Ray is first introduced during a celebration with his family. His sister-in-law was just recently declared cancer free. However, his sister’s illness caused Ray to go into debt as he worked to support his family through this tough time. This sets in motion events that would flip Ray’s life upside down.

Ray isn't treated as a simple cardboard character. He is a good guy whose ambitions led him to make some dumb decisions, but ultimately he cared about his family and about doing the right thing.

Throughout the season, Ray isn’t defined by his ethnicity, but nor is it ignored. This is a character that speaks to his family in Hindi, whose wife and son are wearing Desi garb the first time they are introduced, who tries to send his family to his relatives in Bihar when they are in danger, and whose house is adorned with Desi objects.

Ray’s Indian-ness doesn’t put him at odds with the world of Daredevil and the FBI, nor is he seen as non-American. Other shows tend to keep their Indian characters as platforms for discussions about the search for identity and the difficulty of balancing different cultures.

Here again, Ray is different. There was no contradiction between Ray’s South Asian heritage, or his American nationality.

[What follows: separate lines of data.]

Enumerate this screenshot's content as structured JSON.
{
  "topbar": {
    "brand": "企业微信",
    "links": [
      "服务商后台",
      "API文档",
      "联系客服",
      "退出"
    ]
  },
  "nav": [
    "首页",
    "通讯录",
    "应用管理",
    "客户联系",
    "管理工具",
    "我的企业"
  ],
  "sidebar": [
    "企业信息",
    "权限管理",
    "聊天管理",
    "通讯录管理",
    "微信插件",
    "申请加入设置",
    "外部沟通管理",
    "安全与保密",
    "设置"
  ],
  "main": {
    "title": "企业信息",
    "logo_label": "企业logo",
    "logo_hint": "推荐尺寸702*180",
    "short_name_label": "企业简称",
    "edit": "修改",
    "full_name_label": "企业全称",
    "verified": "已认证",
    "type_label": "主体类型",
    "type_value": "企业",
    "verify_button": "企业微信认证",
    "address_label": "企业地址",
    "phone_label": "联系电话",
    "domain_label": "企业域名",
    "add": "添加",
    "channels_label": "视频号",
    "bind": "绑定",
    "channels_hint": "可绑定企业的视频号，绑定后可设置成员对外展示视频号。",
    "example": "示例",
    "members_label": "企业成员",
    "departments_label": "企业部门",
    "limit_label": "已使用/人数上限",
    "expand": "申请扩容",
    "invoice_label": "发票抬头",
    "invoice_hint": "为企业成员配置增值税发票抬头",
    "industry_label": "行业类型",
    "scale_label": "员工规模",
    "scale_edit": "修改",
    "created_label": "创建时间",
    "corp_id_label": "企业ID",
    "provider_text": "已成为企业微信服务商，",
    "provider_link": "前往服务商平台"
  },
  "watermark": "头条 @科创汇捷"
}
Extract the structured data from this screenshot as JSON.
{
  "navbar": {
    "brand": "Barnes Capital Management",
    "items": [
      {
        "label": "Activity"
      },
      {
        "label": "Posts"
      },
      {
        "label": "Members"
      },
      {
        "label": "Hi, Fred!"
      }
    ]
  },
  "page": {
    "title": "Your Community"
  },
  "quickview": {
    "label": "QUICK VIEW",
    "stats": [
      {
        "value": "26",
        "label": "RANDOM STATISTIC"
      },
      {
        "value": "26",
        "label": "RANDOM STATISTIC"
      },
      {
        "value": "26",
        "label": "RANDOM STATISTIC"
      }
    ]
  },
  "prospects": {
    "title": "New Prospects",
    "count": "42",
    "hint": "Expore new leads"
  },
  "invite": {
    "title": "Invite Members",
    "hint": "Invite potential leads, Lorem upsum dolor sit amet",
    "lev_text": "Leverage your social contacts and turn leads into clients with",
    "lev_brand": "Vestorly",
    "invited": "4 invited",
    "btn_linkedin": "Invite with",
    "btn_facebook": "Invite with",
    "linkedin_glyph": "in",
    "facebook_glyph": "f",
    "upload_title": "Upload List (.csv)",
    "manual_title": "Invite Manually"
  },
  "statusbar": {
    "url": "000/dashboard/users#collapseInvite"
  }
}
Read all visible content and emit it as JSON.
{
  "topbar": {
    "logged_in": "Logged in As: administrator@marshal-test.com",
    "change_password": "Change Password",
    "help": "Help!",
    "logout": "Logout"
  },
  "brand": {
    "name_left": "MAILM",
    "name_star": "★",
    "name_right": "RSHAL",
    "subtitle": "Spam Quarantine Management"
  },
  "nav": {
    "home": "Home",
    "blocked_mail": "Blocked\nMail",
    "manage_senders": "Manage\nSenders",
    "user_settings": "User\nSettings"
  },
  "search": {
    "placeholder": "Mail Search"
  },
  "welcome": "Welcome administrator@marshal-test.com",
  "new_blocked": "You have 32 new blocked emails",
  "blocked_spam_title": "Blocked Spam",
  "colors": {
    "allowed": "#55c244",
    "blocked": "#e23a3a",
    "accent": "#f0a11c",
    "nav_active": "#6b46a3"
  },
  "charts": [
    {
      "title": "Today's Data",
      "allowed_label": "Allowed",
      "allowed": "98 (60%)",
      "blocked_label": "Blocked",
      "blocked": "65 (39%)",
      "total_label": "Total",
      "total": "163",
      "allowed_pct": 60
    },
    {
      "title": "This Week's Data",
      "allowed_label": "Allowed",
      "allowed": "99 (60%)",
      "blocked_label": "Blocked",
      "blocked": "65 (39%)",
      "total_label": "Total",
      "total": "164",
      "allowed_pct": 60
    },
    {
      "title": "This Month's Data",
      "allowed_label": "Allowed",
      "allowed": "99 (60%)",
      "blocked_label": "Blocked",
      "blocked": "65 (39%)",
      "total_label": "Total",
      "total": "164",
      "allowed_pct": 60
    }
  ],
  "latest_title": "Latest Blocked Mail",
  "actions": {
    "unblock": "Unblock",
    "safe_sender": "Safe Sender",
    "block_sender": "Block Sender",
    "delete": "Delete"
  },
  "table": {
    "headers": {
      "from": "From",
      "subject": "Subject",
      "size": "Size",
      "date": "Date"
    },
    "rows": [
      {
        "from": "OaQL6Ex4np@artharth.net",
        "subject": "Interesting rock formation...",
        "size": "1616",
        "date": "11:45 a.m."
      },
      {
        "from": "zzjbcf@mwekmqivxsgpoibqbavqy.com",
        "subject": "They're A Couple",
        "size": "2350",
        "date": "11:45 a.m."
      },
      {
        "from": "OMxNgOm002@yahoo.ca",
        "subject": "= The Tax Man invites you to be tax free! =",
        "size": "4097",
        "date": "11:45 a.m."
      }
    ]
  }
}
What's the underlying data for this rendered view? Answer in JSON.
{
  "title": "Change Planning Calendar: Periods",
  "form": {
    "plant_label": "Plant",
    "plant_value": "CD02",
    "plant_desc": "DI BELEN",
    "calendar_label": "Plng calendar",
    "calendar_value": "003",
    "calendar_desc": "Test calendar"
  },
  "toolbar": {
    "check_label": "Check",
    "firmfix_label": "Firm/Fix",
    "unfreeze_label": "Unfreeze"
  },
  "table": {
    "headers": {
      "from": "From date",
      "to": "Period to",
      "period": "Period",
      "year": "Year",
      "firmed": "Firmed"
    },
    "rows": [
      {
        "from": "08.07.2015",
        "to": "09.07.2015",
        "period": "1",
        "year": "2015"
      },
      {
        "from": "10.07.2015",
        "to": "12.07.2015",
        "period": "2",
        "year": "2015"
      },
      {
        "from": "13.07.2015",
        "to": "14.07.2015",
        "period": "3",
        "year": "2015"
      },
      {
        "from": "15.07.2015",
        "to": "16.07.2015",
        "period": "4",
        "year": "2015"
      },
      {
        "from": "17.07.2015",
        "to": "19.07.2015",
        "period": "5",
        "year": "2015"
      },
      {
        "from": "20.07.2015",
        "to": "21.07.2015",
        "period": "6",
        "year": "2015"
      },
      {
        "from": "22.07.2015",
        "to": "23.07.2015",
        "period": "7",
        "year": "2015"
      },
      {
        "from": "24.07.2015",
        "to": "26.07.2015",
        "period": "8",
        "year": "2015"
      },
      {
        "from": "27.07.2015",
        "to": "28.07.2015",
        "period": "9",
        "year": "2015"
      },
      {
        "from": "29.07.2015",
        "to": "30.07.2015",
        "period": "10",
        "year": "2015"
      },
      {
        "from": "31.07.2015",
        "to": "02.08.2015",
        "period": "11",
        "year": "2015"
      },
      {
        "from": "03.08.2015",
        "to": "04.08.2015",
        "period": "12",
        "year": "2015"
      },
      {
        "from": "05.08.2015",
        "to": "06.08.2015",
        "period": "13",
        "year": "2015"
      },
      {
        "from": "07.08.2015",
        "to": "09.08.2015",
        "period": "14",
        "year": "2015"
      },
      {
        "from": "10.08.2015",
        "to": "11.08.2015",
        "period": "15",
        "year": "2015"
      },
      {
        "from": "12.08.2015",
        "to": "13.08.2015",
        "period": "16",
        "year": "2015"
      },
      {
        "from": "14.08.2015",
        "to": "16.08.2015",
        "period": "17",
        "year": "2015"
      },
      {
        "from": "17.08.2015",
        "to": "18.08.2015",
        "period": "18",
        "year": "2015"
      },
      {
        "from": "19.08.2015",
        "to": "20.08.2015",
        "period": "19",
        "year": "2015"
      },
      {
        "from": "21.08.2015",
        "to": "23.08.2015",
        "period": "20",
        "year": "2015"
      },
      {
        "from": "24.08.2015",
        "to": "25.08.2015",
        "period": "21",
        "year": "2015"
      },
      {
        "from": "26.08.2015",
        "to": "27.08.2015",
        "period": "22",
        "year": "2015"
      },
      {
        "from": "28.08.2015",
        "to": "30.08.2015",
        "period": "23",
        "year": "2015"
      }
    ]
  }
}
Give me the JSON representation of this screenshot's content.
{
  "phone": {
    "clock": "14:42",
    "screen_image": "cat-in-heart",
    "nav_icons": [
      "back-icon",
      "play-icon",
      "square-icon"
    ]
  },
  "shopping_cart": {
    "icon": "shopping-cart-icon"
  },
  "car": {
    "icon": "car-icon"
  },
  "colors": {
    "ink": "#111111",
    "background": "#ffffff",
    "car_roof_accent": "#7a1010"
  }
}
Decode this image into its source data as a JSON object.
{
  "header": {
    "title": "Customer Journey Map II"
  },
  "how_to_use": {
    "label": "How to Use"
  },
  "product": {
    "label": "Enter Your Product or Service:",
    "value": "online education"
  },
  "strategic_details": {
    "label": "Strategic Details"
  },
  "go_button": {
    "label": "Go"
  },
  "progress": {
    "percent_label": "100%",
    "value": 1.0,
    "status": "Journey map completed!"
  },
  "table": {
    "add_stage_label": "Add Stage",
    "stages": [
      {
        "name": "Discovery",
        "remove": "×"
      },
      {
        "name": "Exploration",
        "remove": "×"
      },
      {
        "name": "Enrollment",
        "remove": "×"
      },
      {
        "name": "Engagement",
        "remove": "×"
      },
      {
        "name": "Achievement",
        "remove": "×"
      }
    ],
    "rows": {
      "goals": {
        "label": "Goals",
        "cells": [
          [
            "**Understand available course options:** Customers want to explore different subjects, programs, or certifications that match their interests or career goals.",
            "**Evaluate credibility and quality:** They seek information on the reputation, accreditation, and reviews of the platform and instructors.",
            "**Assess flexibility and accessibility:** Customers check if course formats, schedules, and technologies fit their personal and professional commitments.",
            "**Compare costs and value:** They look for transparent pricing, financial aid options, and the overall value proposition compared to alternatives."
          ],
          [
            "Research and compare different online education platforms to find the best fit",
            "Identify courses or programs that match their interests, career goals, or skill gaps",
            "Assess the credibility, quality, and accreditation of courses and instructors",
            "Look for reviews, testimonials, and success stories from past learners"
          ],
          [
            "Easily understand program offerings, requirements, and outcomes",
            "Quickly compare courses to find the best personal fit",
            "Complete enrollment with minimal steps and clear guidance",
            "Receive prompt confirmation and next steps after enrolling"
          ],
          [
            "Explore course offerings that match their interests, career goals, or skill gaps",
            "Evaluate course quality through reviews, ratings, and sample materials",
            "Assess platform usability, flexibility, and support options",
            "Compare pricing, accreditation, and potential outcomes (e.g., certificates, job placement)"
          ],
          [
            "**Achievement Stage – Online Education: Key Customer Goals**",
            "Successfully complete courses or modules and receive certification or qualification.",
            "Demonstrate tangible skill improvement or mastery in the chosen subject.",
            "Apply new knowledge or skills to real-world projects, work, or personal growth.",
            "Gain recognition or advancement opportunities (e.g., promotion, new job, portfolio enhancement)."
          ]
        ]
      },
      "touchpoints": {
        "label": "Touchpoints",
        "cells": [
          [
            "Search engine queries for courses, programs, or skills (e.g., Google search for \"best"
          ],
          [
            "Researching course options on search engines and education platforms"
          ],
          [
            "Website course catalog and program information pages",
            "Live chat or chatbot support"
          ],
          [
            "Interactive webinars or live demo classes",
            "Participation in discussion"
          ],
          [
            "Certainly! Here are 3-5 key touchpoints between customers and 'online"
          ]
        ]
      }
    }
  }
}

Growing up in Wisconsin, it was always tough for me to square my many identities into something that I could be comfortable with. There were plenty of times where listening to Indian music, eating Indian food for lunch, or even discussing my family’s cultural and religious practices at home were treated as ‘foreign’ or ‘exotic’ (at best) by my peers at school.

Even if my family was supportive of integrating my Indian-ness into America, the rest of society seemed to indicate otherwise. Seeing a character who is confident in his Desi identity, someone whose identity is represented as a regular part of the American experience is inspiring.

They could have done more to discuss the major issues that South Asians face growing up in America. But Ray is still a supporting character in a Marvel show.

Nevertheless, watching a show where the characters that look like you, share the same heritage as you, and are shown as complex characters that are just as American and normal as the other characters on screen, it makes a big difference.